COLORADO STATE UNIVERSITY
SMALL ANIMAL VACCINATION PROTOCOL
A recent survey by one of the largest vaccine manufacturers (Pfizer) of small animal vaccination practices found 1,700 different vaccination recommendations for dogs and cats from veterinarians across the United States. In January 1998, the Colorado State University Veterinary Teaching Hospital will be offering its clients one additional vaccination program (1701). We are making this change after years of concern about the lack of scientific evidence to support the current practice of annual vaccination and the increasing documentation that overvaccinating has been associated with harmful side effects. Of particular note in this regard has been the association of autoimmune hemolytic anemia with vaccination in dogs and vaccine-associated sarcomas in cats– both of which are often fatal. Boosters, the annual revaccination recommendation on the vaccine label is just that — a recommendation, and is not a legal requirement except for rabies. This recommendation could just as well have been every leap year or full moon and is not, in most cases, based on duration of immunity studies. The only commonly used vaccine that requires that duration of immunity studies be carried out before licensure in the United States is rabies. Even with rabies vaccines, the label may be misleading in that a three year duration of immunity product may also be labeled and sold as a one year duration of immunity product.

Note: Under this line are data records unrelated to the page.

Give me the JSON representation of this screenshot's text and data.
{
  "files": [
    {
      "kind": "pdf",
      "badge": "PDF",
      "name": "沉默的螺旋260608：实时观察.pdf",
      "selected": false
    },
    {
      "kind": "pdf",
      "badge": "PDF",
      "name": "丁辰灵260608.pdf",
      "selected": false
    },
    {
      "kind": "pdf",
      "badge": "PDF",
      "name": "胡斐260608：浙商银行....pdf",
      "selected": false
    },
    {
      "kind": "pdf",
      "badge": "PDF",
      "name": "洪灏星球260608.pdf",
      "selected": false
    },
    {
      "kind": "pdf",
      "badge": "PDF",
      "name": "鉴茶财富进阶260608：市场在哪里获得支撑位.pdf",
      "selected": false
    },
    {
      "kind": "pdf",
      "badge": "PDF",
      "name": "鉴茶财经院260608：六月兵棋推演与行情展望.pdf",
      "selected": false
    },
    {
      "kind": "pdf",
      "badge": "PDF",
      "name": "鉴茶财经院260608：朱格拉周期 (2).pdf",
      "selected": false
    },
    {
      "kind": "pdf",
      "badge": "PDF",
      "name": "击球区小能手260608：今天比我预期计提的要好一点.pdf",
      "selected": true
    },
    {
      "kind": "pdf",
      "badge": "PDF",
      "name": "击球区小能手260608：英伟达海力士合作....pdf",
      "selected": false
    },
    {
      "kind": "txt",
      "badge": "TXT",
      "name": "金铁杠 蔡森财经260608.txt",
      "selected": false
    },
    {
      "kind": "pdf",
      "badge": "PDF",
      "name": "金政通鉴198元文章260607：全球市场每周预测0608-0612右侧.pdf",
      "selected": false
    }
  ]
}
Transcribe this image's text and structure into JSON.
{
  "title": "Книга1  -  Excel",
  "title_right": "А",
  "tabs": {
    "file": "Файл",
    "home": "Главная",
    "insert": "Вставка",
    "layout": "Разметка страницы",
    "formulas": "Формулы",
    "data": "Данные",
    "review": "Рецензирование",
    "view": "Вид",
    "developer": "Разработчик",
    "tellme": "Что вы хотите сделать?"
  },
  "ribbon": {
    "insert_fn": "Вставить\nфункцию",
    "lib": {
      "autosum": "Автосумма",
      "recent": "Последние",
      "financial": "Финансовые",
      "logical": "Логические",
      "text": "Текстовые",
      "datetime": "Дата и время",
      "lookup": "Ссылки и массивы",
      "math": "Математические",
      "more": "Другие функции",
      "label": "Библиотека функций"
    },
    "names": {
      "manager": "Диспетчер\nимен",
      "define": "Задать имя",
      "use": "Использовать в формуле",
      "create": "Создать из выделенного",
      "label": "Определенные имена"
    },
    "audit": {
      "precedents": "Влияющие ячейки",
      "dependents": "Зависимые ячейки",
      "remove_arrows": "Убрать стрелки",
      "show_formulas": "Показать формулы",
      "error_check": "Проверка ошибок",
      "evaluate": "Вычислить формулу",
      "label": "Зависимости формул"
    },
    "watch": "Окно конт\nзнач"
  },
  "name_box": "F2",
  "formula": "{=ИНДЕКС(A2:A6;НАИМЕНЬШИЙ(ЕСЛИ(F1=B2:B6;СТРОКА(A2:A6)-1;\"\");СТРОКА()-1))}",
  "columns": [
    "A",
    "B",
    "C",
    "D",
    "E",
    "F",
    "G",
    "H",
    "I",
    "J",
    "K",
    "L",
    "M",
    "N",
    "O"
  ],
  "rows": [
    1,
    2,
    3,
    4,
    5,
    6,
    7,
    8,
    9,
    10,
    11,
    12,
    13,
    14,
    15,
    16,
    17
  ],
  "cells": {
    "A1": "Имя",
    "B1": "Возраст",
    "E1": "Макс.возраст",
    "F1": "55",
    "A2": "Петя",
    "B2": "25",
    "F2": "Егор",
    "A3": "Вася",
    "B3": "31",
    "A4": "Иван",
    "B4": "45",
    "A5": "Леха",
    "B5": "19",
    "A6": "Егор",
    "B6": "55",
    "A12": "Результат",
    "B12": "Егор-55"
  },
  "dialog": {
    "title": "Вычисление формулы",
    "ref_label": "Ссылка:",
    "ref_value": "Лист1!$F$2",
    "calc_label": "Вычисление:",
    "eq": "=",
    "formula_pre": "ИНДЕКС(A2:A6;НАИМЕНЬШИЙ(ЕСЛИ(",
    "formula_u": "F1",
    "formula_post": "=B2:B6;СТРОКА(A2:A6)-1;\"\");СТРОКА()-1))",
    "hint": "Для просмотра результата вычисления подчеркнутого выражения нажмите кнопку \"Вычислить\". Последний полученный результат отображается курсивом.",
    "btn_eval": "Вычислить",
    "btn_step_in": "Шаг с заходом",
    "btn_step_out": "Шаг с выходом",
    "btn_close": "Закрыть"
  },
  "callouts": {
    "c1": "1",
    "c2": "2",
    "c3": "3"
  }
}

Based on the concern that annual vaccination of small animals for many infectious agents is probably no longer scientifically justified, and our desire to avoid vaccine-associated adverse events, in January of 1998 we will be recommending a new immunization protocol to our small animal clients called “Program 1701”.
Program 1701 recommends the standard three shot series for puppies (parvovirus, adenovirus 2, parainfluenza, distemper) and kittens (panleukopenia, rhinotracheitis, calicivirus) to include rabies after 12 weeks of age for cats and 16 weeks of age for dogs. Following the initial puppy and kitten immunization series, cats and dogs will be boostered one year later and then every three years thereafter for all the above diseases. Similar small animal vaccination programs to Program 1701 have been recently adopted by the University of Wisconsin, Texas A & M and the American Association of Feline Practitioners.
Other available small animal vaccines, which may need more frequent administration, i.e., intranasal parainfluenza, Bordetella, feline leukemia, Lyme, etc., may be recommended for CSU client animals on an “at risk” basis but are not a part of the routine Colorado State University protocol for small animals. Recent studies by Dr. Ron Schultz clearly indicate that not all vaccines perform equally and some vaccine products may not be suitable for such a program.